> Work Item Leads: @hendersonweb and @msporny (CODEOWNERS)
> Work Item Authors: @tsabolov @Oskar-van-Deventer @shigeya @lineko
> @RieksJ (expect these folks to also be CODEOWNERS)
>> Explain what you are trying to do using no jargon or acronyms.
> In the Verifiable Credentials ecosystem, it is currently difficult to
> know if you can trust the issuer of a Verifiable Credential. It is
> also difficult to know if you should send a sensitive Verifiable
> Credential to a Verifier that is asking for sensitive information.
> This specification provides a way to share a list of Verifiable
> Issuers (Universities that are accredited to issue Accounting degrees)
> or a list of Verifiable Verifiers (National Border Protection Officers
> that are authorized to ask you for identification documents) to be
> shared such that entities can make decisions on who to trust during
> particular transactions involving Verifiable Credentials.
>> How is it done today, and what are the limits of the current practice?
> Today, Verifiable Credential software needs to be configured by a
> systems administrator or an individual to specify which parties they
> trust to issue certain credentials or to receive certain credentials.
> Since there can be thousands of issuers and many more verifiers, it
> would be helpful if there was a standard to create lists of "trusted
> parties" that people could use as a starting point to understand who
> they can trust for certain credentials.
>> What is new in your approach and why do you think it will be successful?
> Our approach started by performing a broad industry analysis of many
> of the initiatives in the space to gather commonalities among all of
> the initiatives and then attempted to put the commonalities into a
> consistent set of use cases, requirements, data model, and
> serialization formats. We have proponents from many of the initiatives
> directly involved in the analysis and the work and expect those
> contributors to continue to provide input into the work ensuring broad
> alignment among a global set of stakeholders in a variety of
> industries.
>> How are you involving participants from multiple skill sets and global locations in this work item? (Skill sets: technical, design, product, marketing, anthropological, and UX. Global locations: the Americas, APAC, Europe, Middle East.)
> We started the work at Rebooting the Web of Trust 11, which included
> participants from the Americas, Europe, and Japan and included work
> from a variety of global initiatives. We then circulated the work at
> the Internet Identity Workshop 35, which included participants from
> Australia (in addition to the previous regions). We expect to continue
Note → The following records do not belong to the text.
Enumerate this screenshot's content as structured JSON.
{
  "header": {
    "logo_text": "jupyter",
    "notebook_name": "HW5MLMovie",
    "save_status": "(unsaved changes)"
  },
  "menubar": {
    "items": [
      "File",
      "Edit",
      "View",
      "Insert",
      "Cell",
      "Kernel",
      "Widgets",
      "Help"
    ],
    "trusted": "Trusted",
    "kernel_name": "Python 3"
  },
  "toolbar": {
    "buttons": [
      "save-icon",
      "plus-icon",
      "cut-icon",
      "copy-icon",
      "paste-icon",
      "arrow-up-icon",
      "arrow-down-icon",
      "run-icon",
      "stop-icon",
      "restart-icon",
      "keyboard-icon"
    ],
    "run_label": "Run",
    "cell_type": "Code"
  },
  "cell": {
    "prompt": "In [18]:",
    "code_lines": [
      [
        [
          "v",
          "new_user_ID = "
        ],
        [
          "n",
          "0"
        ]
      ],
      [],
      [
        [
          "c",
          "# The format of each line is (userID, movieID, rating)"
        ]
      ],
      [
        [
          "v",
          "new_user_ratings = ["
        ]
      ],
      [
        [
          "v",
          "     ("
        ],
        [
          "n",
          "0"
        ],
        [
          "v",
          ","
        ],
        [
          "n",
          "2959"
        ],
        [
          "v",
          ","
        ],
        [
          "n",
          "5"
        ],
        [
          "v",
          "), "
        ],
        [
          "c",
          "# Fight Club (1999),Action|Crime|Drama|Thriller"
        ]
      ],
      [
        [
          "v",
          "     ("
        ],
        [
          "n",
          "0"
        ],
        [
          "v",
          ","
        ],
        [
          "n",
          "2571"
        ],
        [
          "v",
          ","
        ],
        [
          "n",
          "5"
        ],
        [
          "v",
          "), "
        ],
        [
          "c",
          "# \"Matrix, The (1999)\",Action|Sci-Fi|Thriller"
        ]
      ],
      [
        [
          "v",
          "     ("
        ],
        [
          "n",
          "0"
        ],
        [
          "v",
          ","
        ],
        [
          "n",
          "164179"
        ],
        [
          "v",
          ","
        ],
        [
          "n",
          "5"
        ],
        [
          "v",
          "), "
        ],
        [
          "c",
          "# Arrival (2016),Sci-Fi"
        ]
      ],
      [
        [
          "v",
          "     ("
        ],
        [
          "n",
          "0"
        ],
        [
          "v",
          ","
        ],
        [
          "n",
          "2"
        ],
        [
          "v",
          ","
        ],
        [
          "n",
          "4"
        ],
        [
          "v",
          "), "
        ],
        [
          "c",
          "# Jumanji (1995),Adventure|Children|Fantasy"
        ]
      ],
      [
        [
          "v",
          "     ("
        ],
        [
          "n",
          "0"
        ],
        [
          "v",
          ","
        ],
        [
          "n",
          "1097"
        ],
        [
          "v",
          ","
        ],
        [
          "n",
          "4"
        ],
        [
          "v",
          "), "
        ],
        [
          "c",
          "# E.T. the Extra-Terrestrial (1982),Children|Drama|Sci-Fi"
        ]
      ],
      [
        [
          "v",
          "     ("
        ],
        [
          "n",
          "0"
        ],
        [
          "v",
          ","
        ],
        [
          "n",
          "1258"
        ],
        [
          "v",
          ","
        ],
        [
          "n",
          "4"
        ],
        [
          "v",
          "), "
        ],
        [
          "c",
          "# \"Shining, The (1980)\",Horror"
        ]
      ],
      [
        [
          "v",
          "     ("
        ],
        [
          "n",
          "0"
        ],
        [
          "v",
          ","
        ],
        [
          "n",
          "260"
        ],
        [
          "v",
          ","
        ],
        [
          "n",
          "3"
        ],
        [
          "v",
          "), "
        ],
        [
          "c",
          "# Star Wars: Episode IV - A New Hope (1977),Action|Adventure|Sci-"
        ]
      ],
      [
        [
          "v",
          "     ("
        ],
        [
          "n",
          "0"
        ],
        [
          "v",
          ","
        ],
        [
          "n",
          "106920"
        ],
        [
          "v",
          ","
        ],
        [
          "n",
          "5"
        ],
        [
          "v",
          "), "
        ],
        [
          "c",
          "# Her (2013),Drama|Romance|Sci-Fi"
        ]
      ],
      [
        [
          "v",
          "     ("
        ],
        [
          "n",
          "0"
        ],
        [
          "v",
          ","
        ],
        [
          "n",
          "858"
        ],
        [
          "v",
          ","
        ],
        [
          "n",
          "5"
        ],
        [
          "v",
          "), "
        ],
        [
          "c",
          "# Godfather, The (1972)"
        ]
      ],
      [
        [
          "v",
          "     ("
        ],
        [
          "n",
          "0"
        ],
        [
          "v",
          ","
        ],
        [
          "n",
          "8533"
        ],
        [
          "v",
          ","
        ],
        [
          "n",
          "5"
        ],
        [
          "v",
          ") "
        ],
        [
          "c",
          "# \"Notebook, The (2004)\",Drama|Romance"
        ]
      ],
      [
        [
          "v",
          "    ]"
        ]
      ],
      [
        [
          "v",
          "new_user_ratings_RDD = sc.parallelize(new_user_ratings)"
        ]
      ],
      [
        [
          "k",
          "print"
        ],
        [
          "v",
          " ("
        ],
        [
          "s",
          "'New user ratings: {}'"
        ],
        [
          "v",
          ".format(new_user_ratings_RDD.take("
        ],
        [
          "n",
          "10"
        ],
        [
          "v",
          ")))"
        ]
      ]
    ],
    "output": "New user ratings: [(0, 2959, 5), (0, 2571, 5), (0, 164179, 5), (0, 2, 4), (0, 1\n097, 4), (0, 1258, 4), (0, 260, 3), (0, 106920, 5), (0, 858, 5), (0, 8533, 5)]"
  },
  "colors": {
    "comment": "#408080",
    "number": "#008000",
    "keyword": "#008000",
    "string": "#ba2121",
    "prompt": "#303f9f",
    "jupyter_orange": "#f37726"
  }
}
> to engage at venues around the world as well as venues online with a
> diverse set of stakeholders (such as the CCG, ToIP, DIF, and other
> communities).
>> What actions are you taking to make this work item accessible to a non-technical audience?
> We are attempting to provide a gentle introduction to the topic via a
> non-technical introduction in the specification as well as
> non-technical use cases with imagery that is accessible to the general
> population. The people that contributed to the work come from
> academia, government, and private industry -- we are actively seeking
> more diverse inputs via forums such as RWoT, IIW, and the CCG. We plan
> to create presentation slide decks that outline the work in its
> conceptual form so that non-technical audiences may engage with the
> work. We are open to other mechanisms that could be used to improve
> the input into the document.
> We look forward to discussing this potential work item on the mailing
> list as well as on a future call.
> Please support the adoption of the work item in CCG by adding your
> support in a comment here:
> -- manu
> -- 
> Manu Sporny -
> Founder/CEO - Digital Bazaar, Inc.
> News: Digital Bazaar Announces New Case Studies (2021)

Received on Friday, 16 December 2022 22:53:51 UTC